● YOUR GOAL:
Where a line of the material includes the string "this", copy that line.

═══ EXCERPTED RECORDS ═══

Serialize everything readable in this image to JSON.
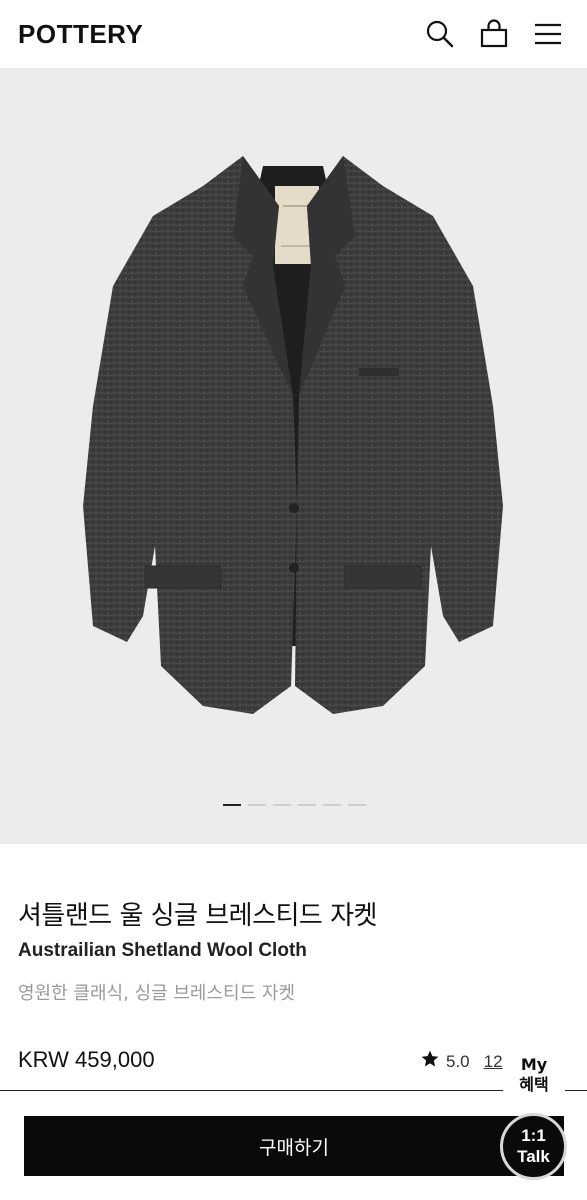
{
  "header": {
    "logo": "POTTERY",
    "icons": [
      "search-icon",
      "cart-icon",
      "menu-icon"
    ]
  },
  "hero": {
    "image": "charcoal-wool-jacket",
    "slide_count": 6,
    "active_slide": 1
  },
  "product": {
    "title_ko": "셔틀랜드 울 싱글 브레스티드 자켓",
    "title_en": "Austrailian Shetland Wool Cloth",
    "subtitle": "영원한 클래식, 싱글 브레스티드 자켓",
    "price": "KRW 459,000",
    "rating": "5.0",
    "review_count": "12"
  },
  "floating": {
    "my_line1": "My",
    "my_line2": "혜택",
    "talk_line1": "1:1",
    "talk_line2": "Talk"
  },
  "actions": {
    "buy_label": "구매하기"
  },
  "colors": {
    "accent": "#0a0a0a",
    "hero_bg": "#ececec",
    "muted_text": "#9a9a9a"
  }
}
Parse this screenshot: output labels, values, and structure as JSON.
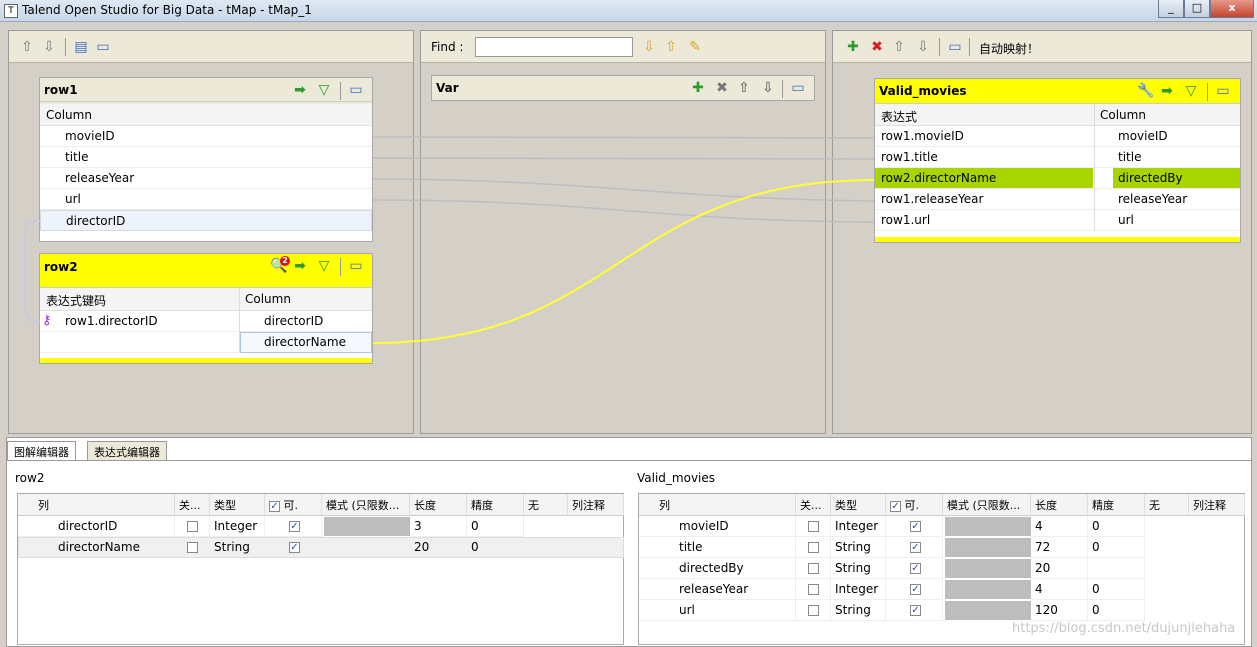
{
  "window": {
    "title": "Talend Open Studio for Big Data - tMap - tMap_1",
    "min": "_",
    "max": "□",
    "close": "x"
  },
  "icons": {
    "up": "arrow-up-icon",
    "down": "arrow-down-icon",
    "add": "plus-icon",
    "remove": "x-icon",
    "key": "key-icon",
    "filter": "filter-icon",
    "wrench": "wrench-icon"
  },
  "find": {
    "label": "Find :",
    "value": ""
  },
  "output_toolbar": {
    "auto_map": "自动映射！"
  },
  "row1": {
    "title": "row1",
    "column_header": "Column",
    "columns": [
      "movieID",
      "title",
      "releaseYear",
      "url",
      "directorID"
    ]
  },
  "row2": {
    "title": "row2",
    "expr_header": "表达式键码",
    "column_header": "Column",
    "key_expr": "row1.directorID",
    "columns": [
      "directorID",
      "directorName"
    ],
    "badge": "2"
  },
  "var": {
    "title": "Var"
  },
  "valid_movies": {
    "title": "Valid_movies",
    "expr_header": "表达式",
    "column_header": "Column",
    "rows": [
      {
        "expr": "row1.movieID",
        "col": "movieID"
      },
      {
        "expr": "row1.title",
        "col": "title"
      },
      {
        "expr": "row2.directorName",
        "col": "directedBy"
      },
      {
        "expr": "row1.releaseYear",
        "col": "releaseYear"
      },
      {
        "expr": "row1.url",
        "col": "url"
      }
    ]
  },
  "tabs": {
    "schema": "图解编辑器",
    "expr": "表达式编辑器"
  },
  "schema_left": {
    "title": "row2",
    "headers": [
      "列",
      "关...",
      "类型",
      "可.",
      "模式 (只限数...",
      "长度",
      "精度",
      "无",
      "列注释"
    ],
    "rows": [
      {
        "name": "directorID",
        "type": "Integer",
        "length": "3",
        "precision": "0"
      },
      {
        "name": "directorName",
        "type": "String",
        "length": "20",
        "precision": "0"
      }
    ]
  },
  "schema_right": {
    "title": "Valid_movies",
    "headers": [
      "列",
      "关...",
      "类型",
      "可.",
      "模式 (只限数...",
      "长度",
      "精度",
      "无",
      "列注释"
    ],
    "rows": [
      {
        "name": "movieID",
        "type": "Integer",
        "length": "4",
        "precision": "0"
      },
      {
        "name": "title",
        "type": "String",
        "length": "72",
        "precision": "0"
      },
      {
        "name": "directedBy",
        "type": "String",
        "length": "20",
        "precision": ""
      },
      {
        "name": "releaseYear",
        "type": "Integer",
        "length": "4",
        "precision": "0"
      },
      {
        "name": "url",
        "type": "String",
        "length": "120",
        "precision": "0"
      }
    ]
  },
  "watermark": "https://blog.csdn.net/dujunjiehaha",
  "colors": {
    "yellow": "#ffff00",
    "highlight": "#a8d400",
    "link": "#ffff33"
  }
}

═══

● TASK OUTPUT:
Serialize everything readable in this image to JSON.
Parse this screenshot: output labels, values, and structure as JSON.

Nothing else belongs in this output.